I have this habit of saving interesting articles to read them later on, maybe when I'm commuting on the tube (using Pocket). Sometimes I keep them after reading, to peruse again at a later time, mull them over a little. Case in point, [cached]An 18-Minute Plan for Managing Your Day And Finding Focus from Farnam Street.

After reading it for the third or fourth time, I realized that my days really need some structure. Or, more specifically, a game plan of the most important goals that I plan to achieve that day. Yes, I'm generally quite productive anyway - I've …

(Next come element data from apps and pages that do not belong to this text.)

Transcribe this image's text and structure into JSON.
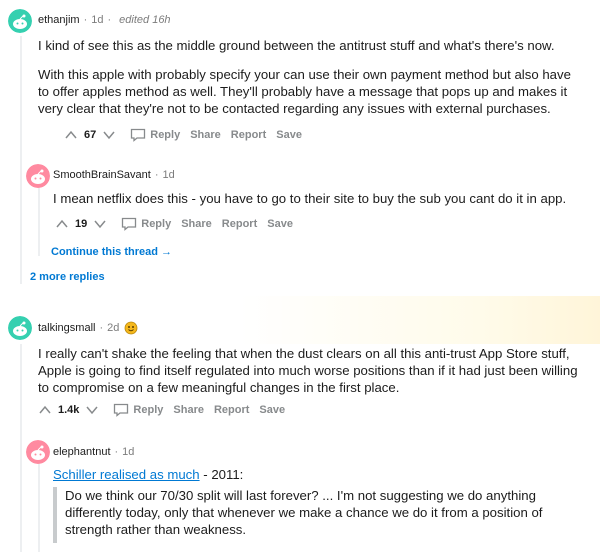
{
  "colors": {
    "accent": "#0079d3",
    "avatar_teal": "#35d0b0",
    "avatar_pink": "#ff8aa0",
    "meta_gray": "#7c7c7c",
    "action_gray": "#878a8c",
    "award_gold": "#f5b81c"
  },
  "comments": [
    {
      "username": "ethanjim",
      "age": "1d",
      "edited": "edited 16h",
      "avatar_icon": "snoo-avatar-icon",
      "paragraphs": [
        "I kind of see this as the middle ground between the antitrust stuff and what's there's now.",
        "With this apple with probably specify your can use their own payment method but also have to offer apples method as well. They'll probably have a message that pops up and makes it very clear that they're not to be contacted regarding any issues with external purchases."
      ],
      "score": "67",
      "actions": {
        "reply": "Reply",
        "share": "Share",
        "report": "Report",
        "save": "Save"
      }
    },
    {
      "username": "SmoothBrainSavant",
      "age": "1d",
      "avatar_icon": "snoo-avatar-icon",
      "paragraphs": [
        "I mean netflix does this - you have to go to their site to buy the sub you cant do it in app."
      ],
      "score": "19",
      "actions": {
        "reply": "Reply",
        "share": "Share",
        "report": "Report",
        "save": "Save"
      },
      "continue_thread": "Continue this thread",
      "continue_arrow": "→"
    },
    {
      "more_replies": "2 more replies"
    },
    {
      "username": "talkingsmall",
      "age": "2d",
      "avatar_icon": "snoo-avatar-icon",
      "award_icon": "award-icon",
      "paragraphs": [
        "I really can't shake the feeling that when the dust clears on all this anti-trust App Store stuff, Apple is going to find itself regulated into much worse positions than if it had just been willing to compromise on a few meaningful changes in the first place."
      ],
      "score": "1.4k",
      "actions": {
        "reply": "Reply",
        "share": "Share",
        "report": "Report",
        "save": "Save"
      }
    },
    {
      "username": "elephantnut",
      "age": "1d",
      "avatar_icon": "snoo-avatar-icon",
      "link_text": "Schiller realised as much",
      "link_suffix": " - 2011:",
      "quote": "Do we think our 70/30 split will last forever? ... I'm not suggesting we do anything differently today, only that whenever we make a chance we do it from a position of strength rather than weakness."
    }
  ],
  "separator": "·"
}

Walking just forces me to think, requires me to take from all the reading and practicing I normally keep myself busy with. When I'm walking down the street there's no paper on Deep Learning I can read, no Feyman Lectures I can study, no Kanji I can practice, just me and my thoughts.

The same is not true for running, there the exercise and exertions distracts me, my competitive drive propels me to run as fast as I can, leaving no energy for idle thoughts. It's only in these slow walks - which ironically I used to regard as wasted time …

Immortality is already here, it's just unevenly distributed

Often we are told to "pursue what you really want, not just what pays the bills" by pithy blog posts, filled with thoughtful quotes from successful people. We are encouraged to follow our dreams, to stop doing things that don't bring us enjoyment. After all, we all only have a finite amount of time, 24 hours a day, a few paltry decades, maybe close to a century if we are lucky.

But what if this advice is terribly wrong? What if doing some more of that horribly boring work could get you disproportionately more time, if you could just buy …

© Julian Schrittwieser. Built using Pelican. Theme by Giulio Fidente on github. .